The government is committed to ensuring that the older population in the country is not left out of the ongoing digitisation agenda, a Deputy Minister of Communications and Digitalisation, Ama Pomaa Boateng, has said.
With the population of the older generation increasing across the world, she said it was important to ensure that this segment of the population who were usually tagged as not technology savvy were not left behind in the digitalisation agenda.
The deputy minister was speaking at an event organised by the National Communications Authority (NCA) to mark the 2022 World Telecommunication and Information Society Day. The event was held under the theme ‘digital technologies for older persons and healthy ageing.
The United Nations (UN) World Population Ageing Report (2019) indicated that there were 703 million people aged 65 years and above in 2021, with this figure projected to increase to 1.5 billion by 2050.
In Ghana, the 2021 National Population and Housing Census estimates that 4.3 per cent of the country’s population was 65 years and above, representing an increase of 0.51 per cent over the 2010 figure.
The deputy minister said these changing dynamics called for a shift of focus to the aged population with regard to expanding digital inclusiveness.
“Most often, in our aim to bridge the digital divide, our minds are focused on the urban and rural settings, but this year our attention has been drawn to the fact that it is important to factor in the older populace in this agenda.
“The population of older adults are increasing in all regions of the world. Every country in the world is experiencing growth in both the size and proportion of older persons in the population and this requires that we factor them in our digitalisation agenda,” she said.
Ms Boateng pointed out that statistics available indicated that the older generation in Ghana was adopting the use of technology at a fast rate.
“In 2021, we had an average of seven per cent of people aged 65 and above in Ghana using the search engines Google, YouTube, Facebook, Betway, Wikipedia, among others. The statistics indicate that our older generation require ICT solutions to learn, keep in touch socially, for health reasons, financial issues and stay in touch, “she said.
The Director General of the National Communications Authority (NCA), Joe Anokye, for his part, called for the need to innovate and improve upon existing technologies to support the increasing aging population in the country.
He said the rising aging population required a critical look at the digital technologies for older persons to ensure healthy aging.
He noted that the government through the Ministry of Communications and Digitalisation had anchored digitalisation as a key policy objective and initiated several programmes within the different sectors, tailored to bridge the digital divide.
Getting everyone connected
The Secretary General of the ITU, Houlin Zhao, in a message to mark the celebrations, said close to three billion people were still not connected to the internet, with majority of them living in developing countries.

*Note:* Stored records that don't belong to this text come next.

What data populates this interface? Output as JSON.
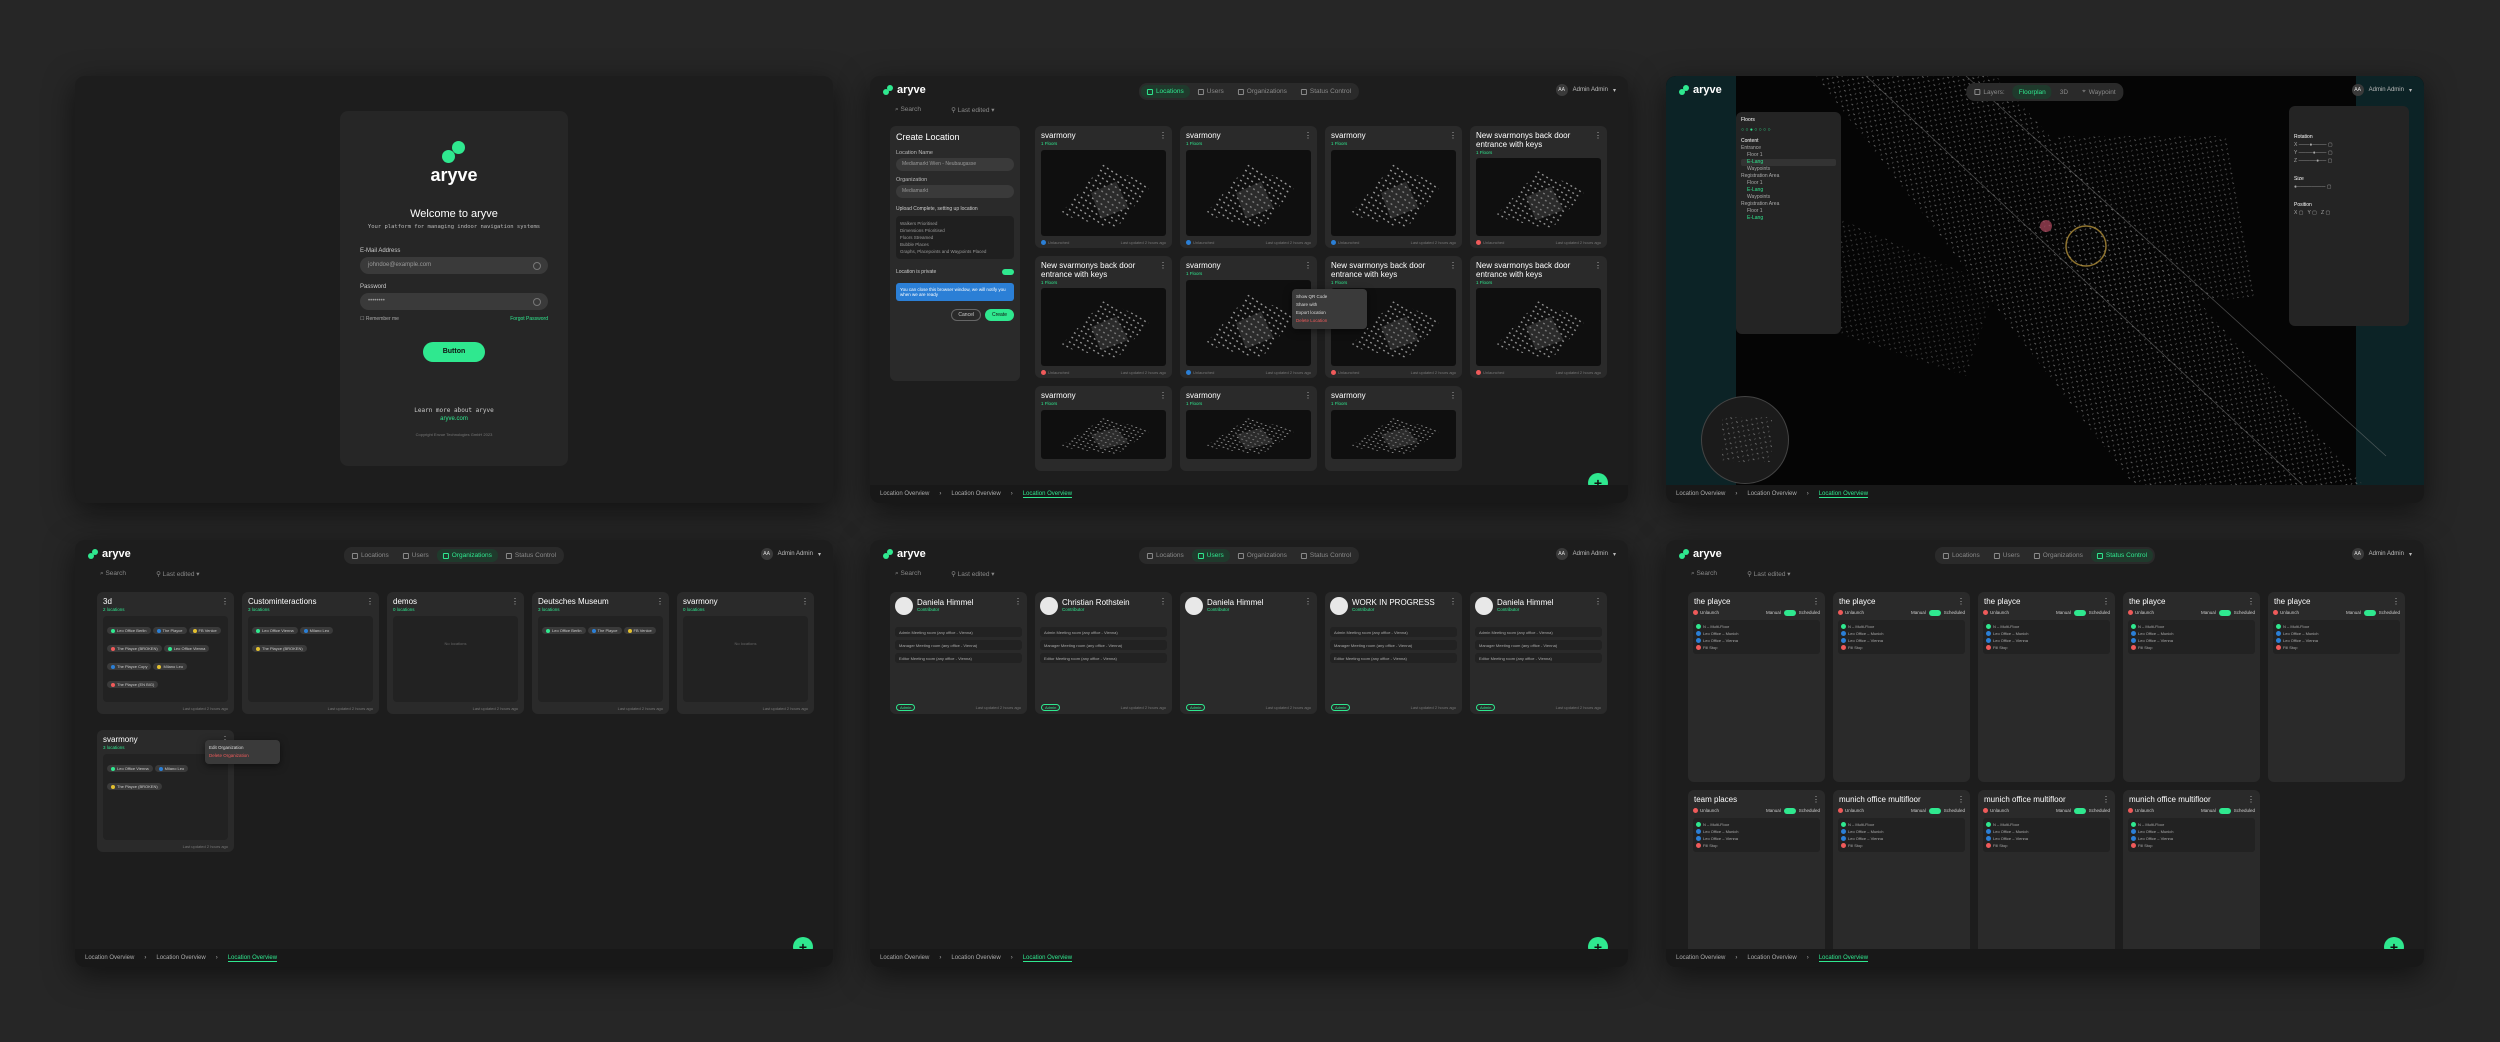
{
  "brand": "aryve",
  "accent": "#2fe88f",
  "nav": {
    "locations": "Locations",
    "users": "Users",
    "organizations": "Organizations",
    "status": "Status Control"
  },
  "user": {
    "initials": "AA",
    "name": "Admin Admin"
  },
  "toolbar": {
    "search": "Search",
    "sort": "Last edited"
  },
  "crumbs": [
    "Location Overview",
    "Location Overview",
    "Location Overview"
  ],
  "login": {
    "welcome": "Welcome to aryve",
    "subtitle": "Your platform for managing indoor navigation systems",
    "email_label": "E-Mail Address",
    "email_placeholder": "johndoe@example.com",
    "password_label": "Password",
    "password_value": "••••••••",
    "remember": "Remember me",
    "forgot": "Forgot Password",
    "button": "Button",
    "learn": "Learn more about aryve",
    "learn_link": "aryve.com",
    "copyright": "Copyright Envue Technologies GmbH 2023"
  },
  "create": {
    "title": "Create Location",
    "name_label": "Location Name",
    "name_value": "Mediamarkt Wien - Neubaugasse",
    "org_label": "Organization",
    "org_value": "Mediamarkt",
    "upload": "Upload Complete, setting up location",
    "steps": [
      "Walkers Prioritised",
      "Dimensions Prioritised",
      "Floors Streamed",
      "Bubble Places",
      "Graphs, Placepoints and Waypoints Placed"
    ],
    "private": "Location is private",
    "info": "You can close this browser window, we will notify you when we are ready",
    "cancel": "Cancel",
    "create": "Create"
  },
  "locations": [
    {
      "title": "svarmony",
      "sub": "1 Floors"
    },
    {
      "title": "svarmony",
      "sub": "1 Floors"
    },
    {
      "title": "svarmony",
      "sub": "1 Floors"
    },
    {
      "title": "New svarmonys back door entrance with keys",
      "sub": "1 Floors"
    },
    {
      "title": "New svarmonys back door entrance with keys",
      "sub": "1 Floors"
    },
    {
      "title": "svarmony",
      "sub": "1 Floors"
    },
    {
      "title": "New svarmonys back door entrance with keys",
      "sub": "1 Floors"
    },
    {
      "title": "New svarmonys back door entrance with keys",
      "sub": "1 Floors"
    },
    {
      "title": "svarmony",
      "sub": "1 Floors"
    },
    {
      "title": "svarmony",
      "sub": "1 Floors"
    },
    {
      "title": "svarmony",
      "sub": "1 Floors"
    }
  ],
  "card_foot": "Last updated 2 hours ago",
  "card_status": "Unlaunched",
  "ctx": {
    "qr": "Show QR Code",
    "share": "Share with",
    "export": "Export location",
    "delete": "Delete Location"
  },
  "map": {
    "layers": "Layers:",
    "floorplan": "Floorplan",
    "threed": "3D",
    "waypoint": "Waypoint",
    "floors": "Floors",
    "content": "Content",
    "rotation": "Rotation",
    "size": "Size",
    "position": "Position",
    "items": [
      "Entrance",
      "Floor 1",
      "E-Lang",
      "Waypoints",
      "Registration Area"
    ]
  },
  "orgs": [
    {
      "title": "3d",
      "sub": "2 locations",
      "chips": [
        "Leo Office Berlin",
        "The Playce",
        "FB Venice",
        "The Playce (BROKEN)",
        "Leo Office Vienna",
        "The Playce Copy",
        "Milano Leo",
        "The Playce (EN BIG)"
      ]
    },
    {
      "title": "Custominteractions",
      "sub": "3 locations",
      "chips": [
        "Leo Office Vienna",
        "Milano Leo",
        "The Playce (BROKEN)"
      ]
    },
    {
      "title": "demos",
      "sub": "0 locations",
      "chips": []
    },
    {
      "title": "Deutsches Museum",
      "sub": "3 locations",
      "chips": [
        "Leo Office Berlin",
        "The Playce",
        "FB Venice"
      ]
    },
    {
      "title": "svarmony",
      "sub": "0 locations",
      "chips": []
    },
    {
      "title": "svarmony",
      "sub": "3 locations",
      "chips": [
        "Leo Office Vienna",
        "Milano Leo",
        "The Playce (BROKEN)"
      ]
    }
  ],
  "org_empty": "No locations",
  "org_ctx": {
    "edit": "Edit Organization",
    "delete": "Delete Organization"
  },
  "users": [
    {
      "name": "Daniela Himmel",
      "role": "Contributor"
    },
    {
      "name": "Christian Rothstein",
      "role": "Contributor"
    },
    {
      "name": "Daniela Himmel",
      "role": "Contributor"
    },
    {
      "name": "WORK IN PROGRESS",
      "role": "Contributor"
    },
    {
      "name": "Daniela Himmel",
      "role": "Contributor"
    }
  ],
  "user_rows": [
    "Admin",
    "Manager",
    "Editor"
  ],
  "user_row_value": "Meeting room (any office - Vienna)",
  "status_cards": [
    {
      "title": "the playce"
    },
    {
      "title": "the playce"
    },
    {
      "title": "the playce"
    },
    {
      "title": "the playce"
    },
    {
      "title": "the playce"
    },
    {
      "title": "team places"
    },
    {
      "title": "munich office multifloor"
    },
    {
      "title": "munich office multifloor"
    },
    {
      "title": "munich office multifloor"
    }
  ],
  "status_labels": {
    "unlaunch": "Unlaunch",
    "manual": "Manual",
    "scheduled": "Scheduled"
  },
  "status_items": [
    "N – Multi-Floor",
    "Leo Office – Munich",
    "Leo Office – Vienna",
    "Fill Stop"
  ]
}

He said the equitable access to digital technologies was not just a moral responsibility but also essential for global prosperity and sustainability.